Around the edges, the Three Seas members have also engaged in discussions about overtly political topics such as migration, terrorism and the war in Ukraine, with the aim of promoting a common response at the EU level. Put another way, one half the continent is caucusing against the other half.
What’s more, the Three Seas Initiative is explicit in its goal of creating a platform for Chinese and American influence in eastern Europe. Two years ago, China sent its Ministerial Assistant for Foreign Affairs to address the first Three Seas summit in Zagreb. Why? Because the initiative fits with Beijing’s idea of an integrated economic space in eastern Europe, and China no doubt sees a big role for its contractors in building the proposed infrastructure.
But the Initiative also ticks the White House’s boxes, including the chance to expand sales of American LNG, to consolidate an anti-Russian front in eastern Europe and to develop new friendships on the continent as relations with Germany sour. In a hugely symbolic gesture, Donald Trump turned up for the second summit in Warsaw last year where he gave a rousing talk about the defence of the West.
Unsurprisingly, Moscow is hostile to the emergence of a new Eastern Bloc which threatens to destroy Russia’s historic monopoly on the supply of energy to eastern Europe and provides a new opening for the US, close to Russia’s borders. But its emergence is also causing consternation among the EU’s western establishment.
Germany is particularly hostile to attempts to ‘easternise’ the EU by recasting it as union of sovereign nation states, since this runs utterly contrary to its own idea of Europe – cohesive, centralised and impeccably transnational.

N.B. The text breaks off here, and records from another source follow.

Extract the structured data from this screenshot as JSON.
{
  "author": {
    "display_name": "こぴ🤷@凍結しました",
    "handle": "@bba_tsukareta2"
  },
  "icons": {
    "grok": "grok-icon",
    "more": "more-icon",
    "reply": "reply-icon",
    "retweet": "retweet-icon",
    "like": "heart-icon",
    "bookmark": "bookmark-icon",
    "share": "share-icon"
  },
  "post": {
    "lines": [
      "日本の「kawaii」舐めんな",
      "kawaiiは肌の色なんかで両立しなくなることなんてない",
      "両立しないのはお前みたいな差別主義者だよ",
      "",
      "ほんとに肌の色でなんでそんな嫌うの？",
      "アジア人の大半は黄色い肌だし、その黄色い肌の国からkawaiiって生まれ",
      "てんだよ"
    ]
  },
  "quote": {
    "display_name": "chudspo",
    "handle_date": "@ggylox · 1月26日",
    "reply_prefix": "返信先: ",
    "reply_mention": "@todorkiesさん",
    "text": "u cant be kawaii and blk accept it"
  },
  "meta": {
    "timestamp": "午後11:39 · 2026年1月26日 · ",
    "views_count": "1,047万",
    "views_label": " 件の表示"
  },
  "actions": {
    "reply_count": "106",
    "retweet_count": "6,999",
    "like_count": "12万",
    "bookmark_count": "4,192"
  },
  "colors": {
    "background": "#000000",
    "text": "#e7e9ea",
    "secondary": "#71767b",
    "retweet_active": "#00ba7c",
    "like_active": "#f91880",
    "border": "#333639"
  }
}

Berlin is also alarmed at Trump’s attempt to insert himself into the politics of the East, complicating relations with Russia and promoting the trend for ‘illiberal’ democracy which has now taken hold in much of the region. Nor does Germany much like China’s financial sponsorship of eastern Europe, with its associated threats to security and the rule of law.
The inevitable result is that attempts by the east to put pressure on the west have been met with opposite attempts to put pressure on the east, using the institutions of the EU. And the countries most firmly in their sights are those which pose the most serious challenge to the European establishment’s hold on power – Poland, Hungary and Romania.
In the last few weeks, the Commission has triggered the EU’s ‘Article 7’ which threatens Poland with suspension from the Council for its alleged subjugation of the courts. It has floated plans to link EU investment funds to upholding the rule of law, starting with Romania where the EU is exercised by recent judicial reforms. Meanwhile, the European Court of Justice has infracted Hungary for its crackdown on foreign-funded NGOs and the Central European University, owned by the government’s nemesis, George Soros.
All this has implications for Britain. Its decision to leave the EU means it’s out of this dispute. But Britain’s not out of the EU yet and faces the short-term prospect of punishment by the very same forces trying to put down the rebellion in the east. To nobody’s surprise, the EU has decided to play a Machiavellian game of divide-and-rule in Britain in a bid to weaken its negotiating position. If London should ever feel minded to deploy the same tactics against Europe and turn the politics to its own advantage, it knows where to begin.
But Britain should tread carefully because forces have been unleashed which could be hard to contain. A group of countries in the Europe’s east, which traditionally end up losing when the geopolitics turn bad, has learned the lesson of history and decided for once to pre-empt its fate. In doing so, its attempts to stand up to Germany and Russia by drawing in the US and China have sharply raised the stakes. The situation is unprecedented and the outcome unpredictable.